15.2 Track Chair, IEEE International Conference on Digital Ecosystems and Technologies, 2007.
16. G R Martin
16.1 Member, BSI IST/37 Technical Committee on Coding of Picture, Audio and Multimedia Information.
17. R Nagarajan
17.1 Co-chair, 5th Workshop on Automated Verification of Critical Systems, 2005.
17.2 Invited speaker, 22nd International Conference on Mathematical Foundations of Programme Semantics, 2006.




18. G R Nudd
18.1 Awarded ‘Best Paper’ prize, IEEE International Parallel and Distributed Processing Symposium, 2004.
18.2 Advisor on High Performance Computing Systems, UK Cabinet Office.
18.3 Advisor on High Performance Computing Systems, US Navy and NASA.
19. M S Paterson
19.1 Elected Fellow of the Royal Society, 2001.
19.2 Awarded Edsger W Dijkstra prize in Distributed Computing, 2001.
19.3 Awarded European Association for Theoretical Computer Science Distinguished Achievements Award, 2006.
19.4 Awarded ‘Best paper’ prize at International Conference on Automata, Languages and Programming, 2006.
20. D Peled
20.1 Invited speaker, International Conference on Automata, Languages and Programming, 2003.
20.2 Invited speaker, Conference on Integrated Formal Methods, 2005.
21. N M Rajpoot
21.1 Co-chair, British Machine Vision Conference, 2007.
21.2 Programme Committee member, Conference on Medical Image Understanding, 2005.
22. H Räcke (ECR)
22.1 Awarded ‘Best Paper’ prize and ‘Best Student Paper’ prize, IEEE Annual Symposium on Foundations of Computer Science, FOCS 2002.
23. J E Sinclair
23.1 Programme Committee member, Conference on Integrated Formal Methods, 2000-2007.
24. A Tiskin
24.1 Co-chair, 3rd International Workshop on High-level Parallel Programming and Applications, 2005.
24.2 Programme Committee member, 3rd International Workshop on Practical Aspects of High-level Parallel Programming, 2006.

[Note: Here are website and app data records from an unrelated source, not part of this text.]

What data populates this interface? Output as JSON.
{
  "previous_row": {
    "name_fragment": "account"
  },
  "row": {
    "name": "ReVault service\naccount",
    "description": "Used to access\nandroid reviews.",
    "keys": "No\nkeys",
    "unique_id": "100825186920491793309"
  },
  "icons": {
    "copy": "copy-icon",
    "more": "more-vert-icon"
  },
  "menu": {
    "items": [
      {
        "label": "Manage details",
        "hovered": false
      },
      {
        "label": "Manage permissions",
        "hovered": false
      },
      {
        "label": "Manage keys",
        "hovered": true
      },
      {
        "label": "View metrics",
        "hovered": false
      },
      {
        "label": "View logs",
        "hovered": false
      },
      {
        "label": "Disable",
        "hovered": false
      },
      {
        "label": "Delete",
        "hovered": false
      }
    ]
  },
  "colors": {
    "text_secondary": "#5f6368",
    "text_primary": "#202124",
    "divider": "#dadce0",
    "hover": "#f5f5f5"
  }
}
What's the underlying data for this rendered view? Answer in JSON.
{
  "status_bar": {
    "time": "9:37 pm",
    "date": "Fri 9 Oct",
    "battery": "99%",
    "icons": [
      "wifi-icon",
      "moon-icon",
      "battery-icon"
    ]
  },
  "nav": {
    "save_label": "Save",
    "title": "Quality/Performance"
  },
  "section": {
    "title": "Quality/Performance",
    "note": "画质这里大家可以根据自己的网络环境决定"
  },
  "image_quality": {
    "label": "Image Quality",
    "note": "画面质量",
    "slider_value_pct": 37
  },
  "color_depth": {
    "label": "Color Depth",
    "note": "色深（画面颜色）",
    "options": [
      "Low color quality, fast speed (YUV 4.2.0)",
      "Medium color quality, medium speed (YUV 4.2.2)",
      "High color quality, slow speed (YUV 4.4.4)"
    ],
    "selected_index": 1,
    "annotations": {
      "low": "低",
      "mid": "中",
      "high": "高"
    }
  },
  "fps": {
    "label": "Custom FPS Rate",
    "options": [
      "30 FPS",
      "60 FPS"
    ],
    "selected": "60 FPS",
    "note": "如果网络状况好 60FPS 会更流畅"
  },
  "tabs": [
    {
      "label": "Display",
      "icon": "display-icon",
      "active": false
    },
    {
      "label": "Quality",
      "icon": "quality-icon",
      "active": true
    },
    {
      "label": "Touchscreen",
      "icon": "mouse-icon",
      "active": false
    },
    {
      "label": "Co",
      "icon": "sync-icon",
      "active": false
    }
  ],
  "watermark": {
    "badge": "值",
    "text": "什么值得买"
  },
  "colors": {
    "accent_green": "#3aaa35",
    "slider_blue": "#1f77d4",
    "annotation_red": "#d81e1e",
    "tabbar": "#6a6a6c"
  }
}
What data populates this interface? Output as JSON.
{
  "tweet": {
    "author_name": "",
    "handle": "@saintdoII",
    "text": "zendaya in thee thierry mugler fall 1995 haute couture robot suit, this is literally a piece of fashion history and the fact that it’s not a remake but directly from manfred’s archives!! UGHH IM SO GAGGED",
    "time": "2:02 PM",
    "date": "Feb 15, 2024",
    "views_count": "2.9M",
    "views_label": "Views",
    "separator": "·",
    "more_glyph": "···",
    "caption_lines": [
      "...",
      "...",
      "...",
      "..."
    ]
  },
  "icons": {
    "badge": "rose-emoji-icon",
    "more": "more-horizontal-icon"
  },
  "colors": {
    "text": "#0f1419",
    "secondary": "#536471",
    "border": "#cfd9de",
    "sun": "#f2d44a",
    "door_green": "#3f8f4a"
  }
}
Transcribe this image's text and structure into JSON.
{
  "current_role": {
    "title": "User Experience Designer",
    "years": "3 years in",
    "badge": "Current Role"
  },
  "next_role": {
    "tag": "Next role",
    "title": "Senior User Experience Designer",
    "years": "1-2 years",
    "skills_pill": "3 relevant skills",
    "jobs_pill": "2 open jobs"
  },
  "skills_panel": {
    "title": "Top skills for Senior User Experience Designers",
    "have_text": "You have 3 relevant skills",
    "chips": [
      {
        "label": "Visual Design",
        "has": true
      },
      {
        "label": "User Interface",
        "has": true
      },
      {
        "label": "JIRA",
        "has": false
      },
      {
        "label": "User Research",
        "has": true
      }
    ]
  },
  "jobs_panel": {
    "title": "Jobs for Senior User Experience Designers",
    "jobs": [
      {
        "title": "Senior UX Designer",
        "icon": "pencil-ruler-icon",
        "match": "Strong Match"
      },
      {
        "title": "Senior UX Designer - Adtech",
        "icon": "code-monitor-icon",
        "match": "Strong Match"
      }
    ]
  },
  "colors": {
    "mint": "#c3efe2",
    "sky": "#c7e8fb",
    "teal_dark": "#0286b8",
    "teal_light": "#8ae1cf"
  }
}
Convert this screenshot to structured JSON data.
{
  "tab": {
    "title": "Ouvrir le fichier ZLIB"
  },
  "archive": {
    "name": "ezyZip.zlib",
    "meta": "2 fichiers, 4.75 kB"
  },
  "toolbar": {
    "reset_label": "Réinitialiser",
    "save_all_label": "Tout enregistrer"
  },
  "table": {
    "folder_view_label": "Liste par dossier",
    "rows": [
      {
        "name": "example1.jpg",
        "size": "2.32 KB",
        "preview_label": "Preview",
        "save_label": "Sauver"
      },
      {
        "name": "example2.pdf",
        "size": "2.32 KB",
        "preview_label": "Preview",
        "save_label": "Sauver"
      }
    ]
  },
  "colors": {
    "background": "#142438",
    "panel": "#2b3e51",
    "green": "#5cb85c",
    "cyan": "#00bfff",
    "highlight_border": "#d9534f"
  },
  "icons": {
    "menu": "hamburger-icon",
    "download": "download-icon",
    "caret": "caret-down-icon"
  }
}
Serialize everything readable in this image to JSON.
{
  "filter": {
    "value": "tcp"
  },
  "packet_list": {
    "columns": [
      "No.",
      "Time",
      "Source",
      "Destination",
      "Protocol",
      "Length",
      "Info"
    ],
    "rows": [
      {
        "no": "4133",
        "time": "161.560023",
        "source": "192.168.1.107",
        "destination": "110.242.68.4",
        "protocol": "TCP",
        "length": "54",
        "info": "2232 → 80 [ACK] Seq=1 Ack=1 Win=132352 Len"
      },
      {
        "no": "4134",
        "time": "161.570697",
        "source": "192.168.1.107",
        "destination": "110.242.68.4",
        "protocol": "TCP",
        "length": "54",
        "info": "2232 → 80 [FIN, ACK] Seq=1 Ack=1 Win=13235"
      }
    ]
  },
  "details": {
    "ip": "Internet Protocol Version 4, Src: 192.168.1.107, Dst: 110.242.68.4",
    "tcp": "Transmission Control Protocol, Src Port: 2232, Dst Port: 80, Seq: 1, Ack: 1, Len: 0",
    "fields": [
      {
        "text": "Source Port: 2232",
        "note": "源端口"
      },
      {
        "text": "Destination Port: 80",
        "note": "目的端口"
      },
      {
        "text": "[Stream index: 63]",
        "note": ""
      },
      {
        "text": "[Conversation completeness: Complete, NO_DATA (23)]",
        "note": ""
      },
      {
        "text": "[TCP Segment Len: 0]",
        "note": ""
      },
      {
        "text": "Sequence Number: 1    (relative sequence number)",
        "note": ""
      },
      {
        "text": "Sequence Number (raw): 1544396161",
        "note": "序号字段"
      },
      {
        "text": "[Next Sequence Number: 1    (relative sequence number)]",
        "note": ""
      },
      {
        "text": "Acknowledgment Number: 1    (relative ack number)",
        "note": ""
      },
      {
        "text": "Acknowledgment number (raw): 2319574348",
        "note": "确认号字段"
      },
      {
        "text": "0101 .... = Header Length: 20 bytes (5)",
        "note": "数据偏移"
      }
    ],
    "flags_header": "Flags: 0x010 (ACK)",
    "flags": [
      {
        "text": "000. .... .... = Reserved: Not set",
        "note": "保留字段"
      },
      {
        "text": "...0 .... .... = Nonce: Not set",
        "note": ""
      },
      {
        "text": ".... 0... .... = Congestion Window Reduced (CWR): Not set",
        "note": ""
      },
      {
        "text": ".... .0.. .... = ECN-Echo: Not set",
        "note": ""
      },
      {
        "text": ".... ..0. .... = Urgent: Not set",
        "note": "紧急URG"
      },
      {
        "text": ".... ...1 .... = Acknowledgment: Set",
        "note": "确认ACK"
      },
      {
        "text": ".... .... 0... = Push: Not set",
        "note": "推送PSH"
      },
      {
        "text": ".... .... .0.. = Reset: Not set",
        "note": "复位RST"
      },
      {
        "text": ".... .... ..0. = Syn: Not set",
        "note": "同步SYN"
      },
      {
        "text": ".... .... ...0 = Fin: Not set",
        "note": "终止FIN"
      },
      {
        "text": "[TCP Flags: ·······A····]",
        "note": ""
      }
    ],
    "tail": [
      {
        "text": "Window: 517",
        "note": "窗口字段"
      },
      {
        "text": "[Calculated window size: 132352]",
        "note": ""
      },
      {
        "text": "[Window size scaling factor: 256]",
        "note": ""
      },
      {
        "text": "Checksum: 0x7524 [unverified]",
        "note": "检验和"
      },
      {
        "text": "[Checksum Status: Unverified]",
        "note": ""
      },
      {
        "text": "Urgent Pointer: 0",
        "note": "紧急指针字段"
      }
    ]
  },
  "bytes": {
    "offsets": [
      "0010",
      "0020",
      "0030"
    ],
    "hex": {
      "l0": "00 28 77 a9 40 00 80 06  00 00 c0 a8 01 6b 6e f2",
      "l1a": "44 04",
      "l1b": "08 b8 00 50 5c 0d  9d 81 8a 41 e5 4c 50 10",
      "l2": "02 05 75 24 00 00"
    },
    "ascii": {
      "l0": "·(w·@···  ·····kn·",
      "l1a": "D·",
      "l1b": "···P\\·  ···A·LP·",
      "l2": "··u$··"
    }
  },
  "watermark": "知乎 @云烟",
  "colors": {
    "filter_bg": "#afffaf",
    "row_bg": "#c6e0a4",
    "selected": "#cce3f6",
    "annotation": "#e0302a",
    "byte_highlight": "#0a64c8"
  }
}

25. R G Wilson
25.1 Elected Fellow of the Institute of Mathematics and its Applications, 2001.
25.2 Programme Committee member, International Conference on Pattern Recognition, 2002.
25.3 Editorial Board member, Pattern Recognition.
25.4 Invited speaker and long-term participant, Workshop on Multiscale Geometry and Analysis in High Dimensions, IPAM, University of California, Los Angeles, 2005.